*** Opening of INPUT RECORDS ***

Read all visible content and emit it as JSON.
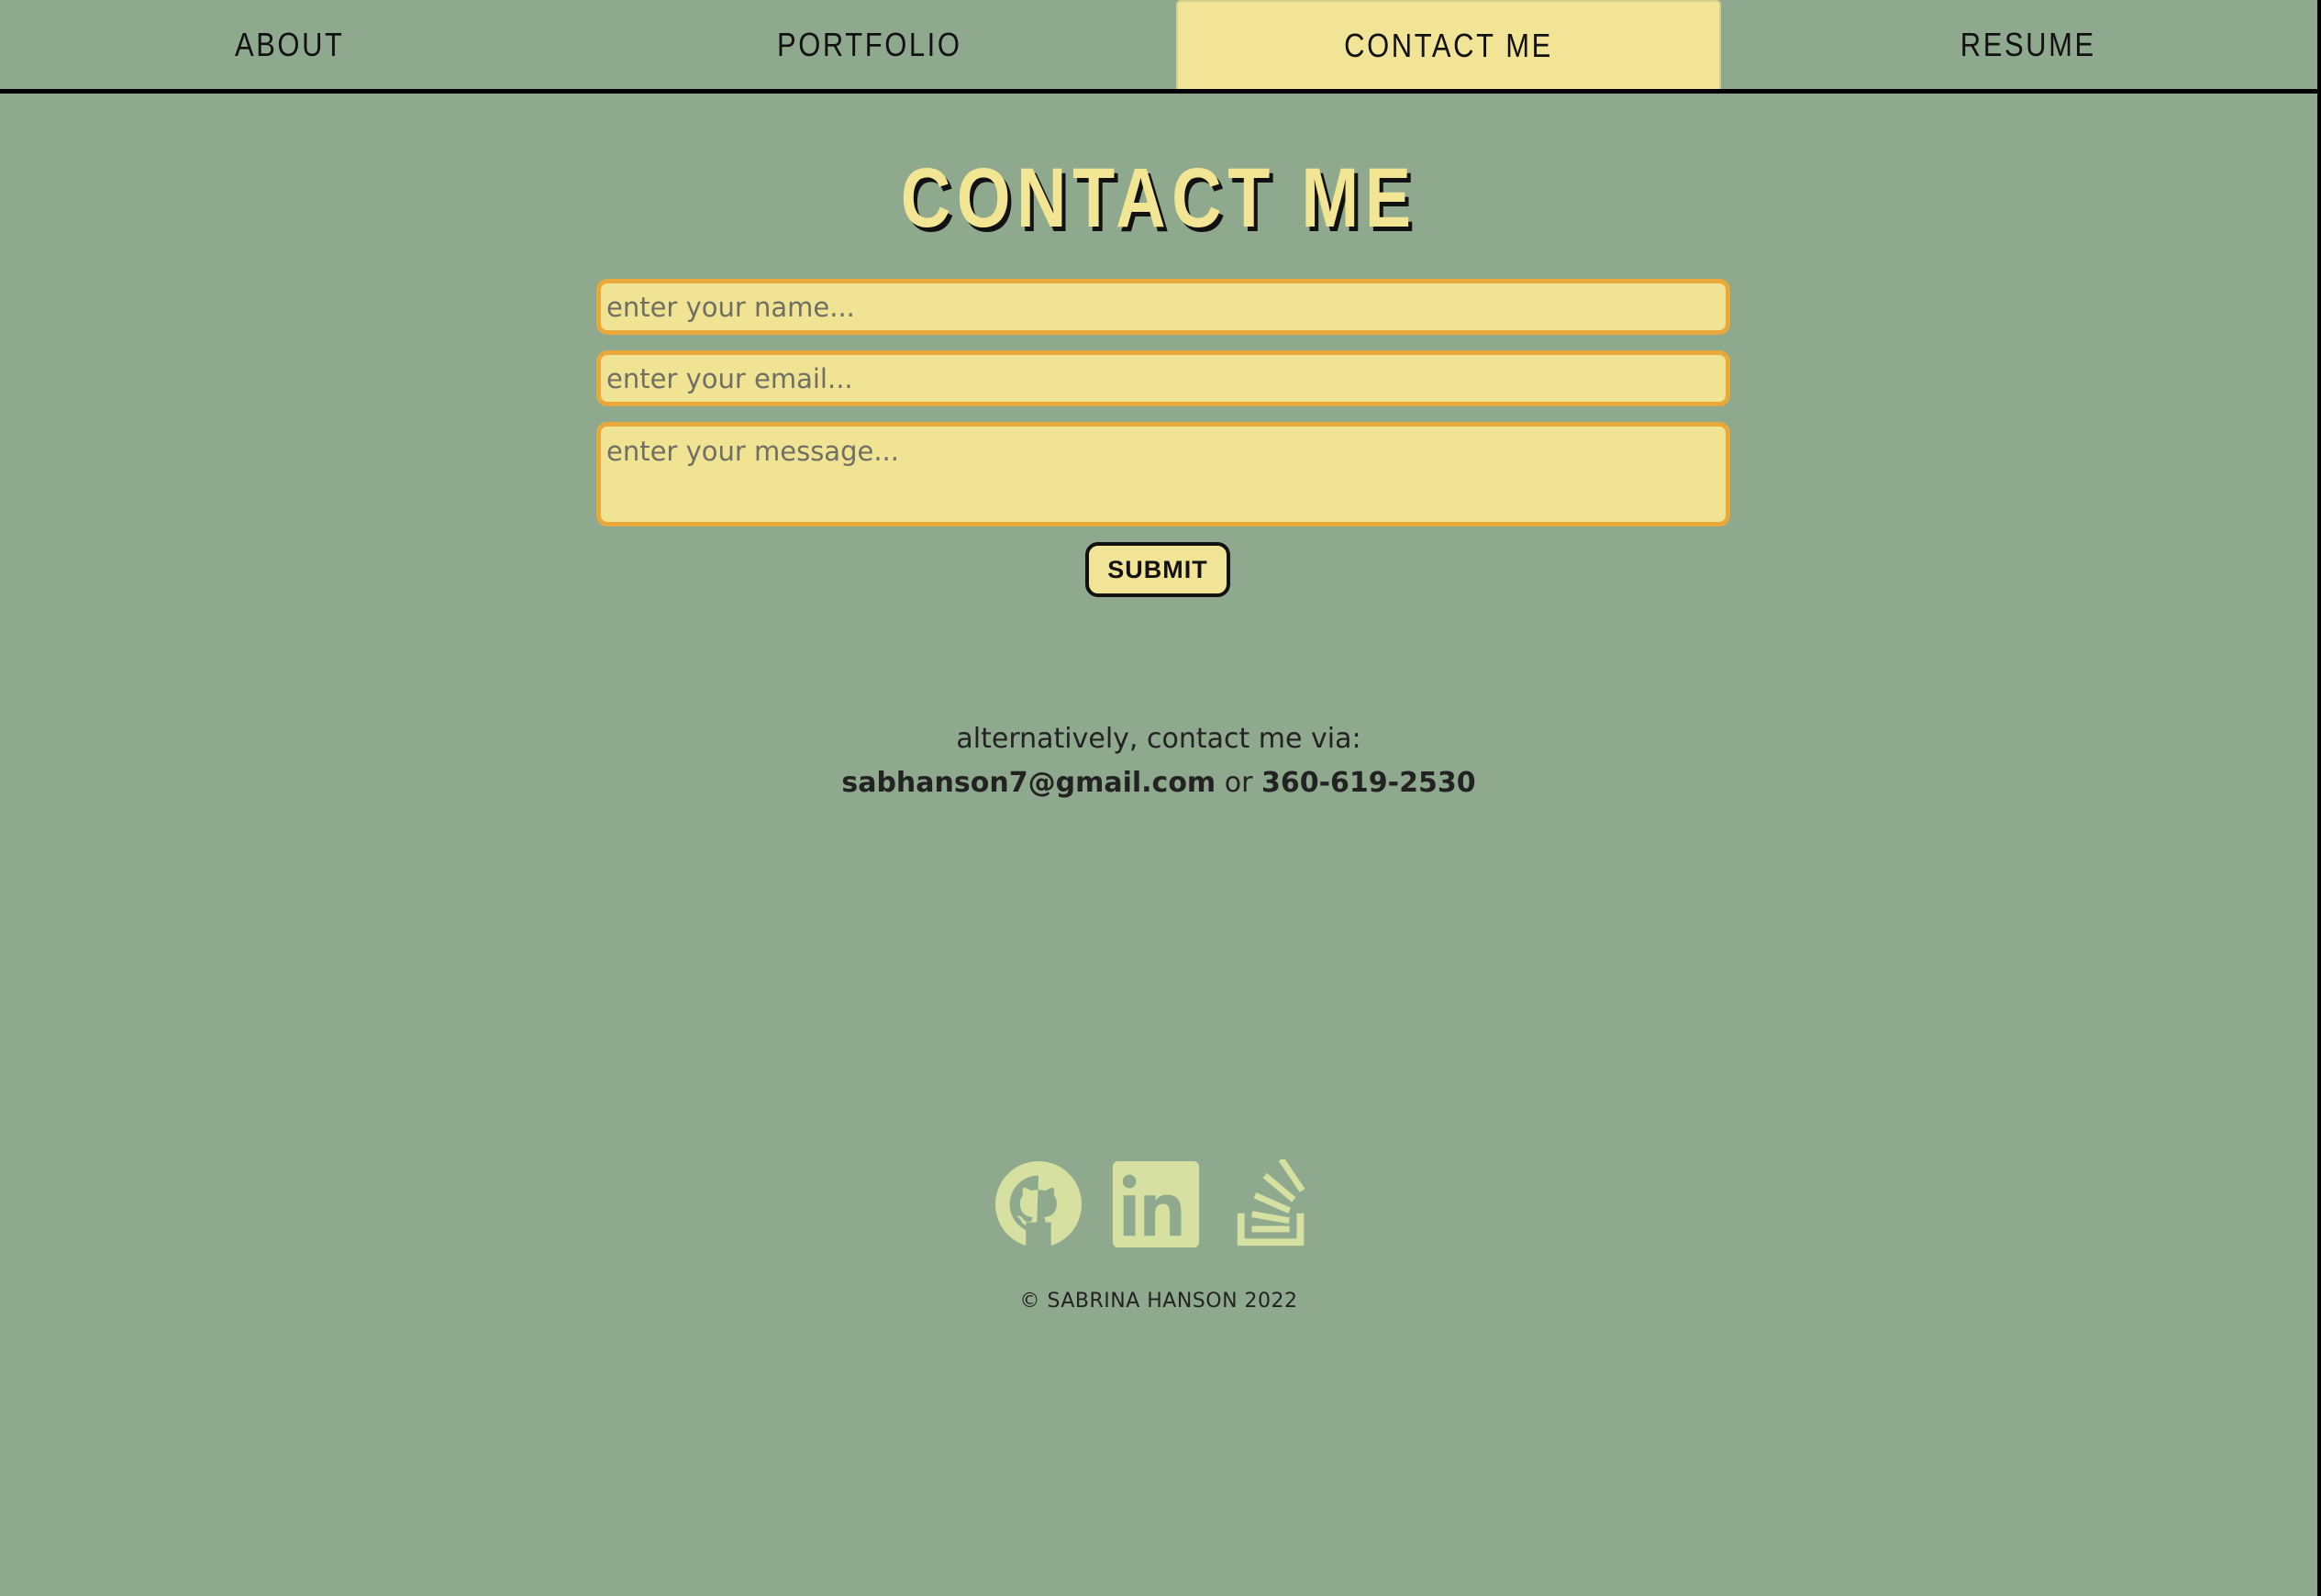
{
  "nav": {
    "items": [
      {
        "label": "ABOUT"
      },
      {
        "label": "PORTFOLIO"
      },
      {
        "label": "CONTACT ME",
        "active": true
      },
      {
        "label": "RESUME"
      }
    ]
  },
  "main": {
    "title": "CONTACT ME",
    "form": {
      "name_placeholder": "enter your name...",
      "email_placeholder": "enter your email...",
      "message_placeholder": "enter your message...",
      "submit_label": "SUBMIT"
    },
    "alt_contact": {
      "intro": "alternatively, contact me via:",
      "email": "sabhanson7@gmail.com",
      "separator": "or",
      "phone": "360-619-2530"
    }
  },
  "social": {
    "icons": [
      "github-icon",
      "linkedin-icon",
      "stackoverflow-icon"
    ]
  },
  "footer": {
    "copyright": "© SABRINA HANSON 2022"
  },
  "colors": {
    "background": "#8fa98f",
    "accent": "#f1e497",
    "field_border": "#e9a93a",
    "icon": "#d6e0a0"
  }
}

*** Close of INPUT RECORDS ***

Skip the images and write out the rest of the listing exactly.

Read all visible content and emit it as JSON.
{
  "nav": {
    "items": [
      {
        "label": "ABOUT"
      },
      {
        "label": "PORTFOLIO"
      },
      {
        "label": "CONTACT ME",
        "active": true
      },
      {
        "label": "RESUME"
      }
    ]
  },
  "main": {
    "title": "CONTACT ME",
    "form": {
      "name_placeholder": "enter your name...",
      "email_placeholder": "enter your email...",
      "message_placeholder": "enter your message...",
      "submit_label": "SUBMIT"
    },
    "alt_contact": {
      "intro": "alternatively, contact me via:",
      "email": "sabhanson7@gmail.com",
      "separator": "or",
      "phone": "360-619-2530"
    }
  },
  "social": {
    "icons": [
      "github-icon",
      "linkedin-icon",
      "stackoverflow-icon"
    ]
  },
  "footer": {
    "copyright": "© SABRINA HANSON 2022"
  },
  "colors": {
    "background": "#8fa98f",
    "accent": "#f1e497",
    "field_border": "#e9a93a",
    "icon": "#d6e0a0"
  }
}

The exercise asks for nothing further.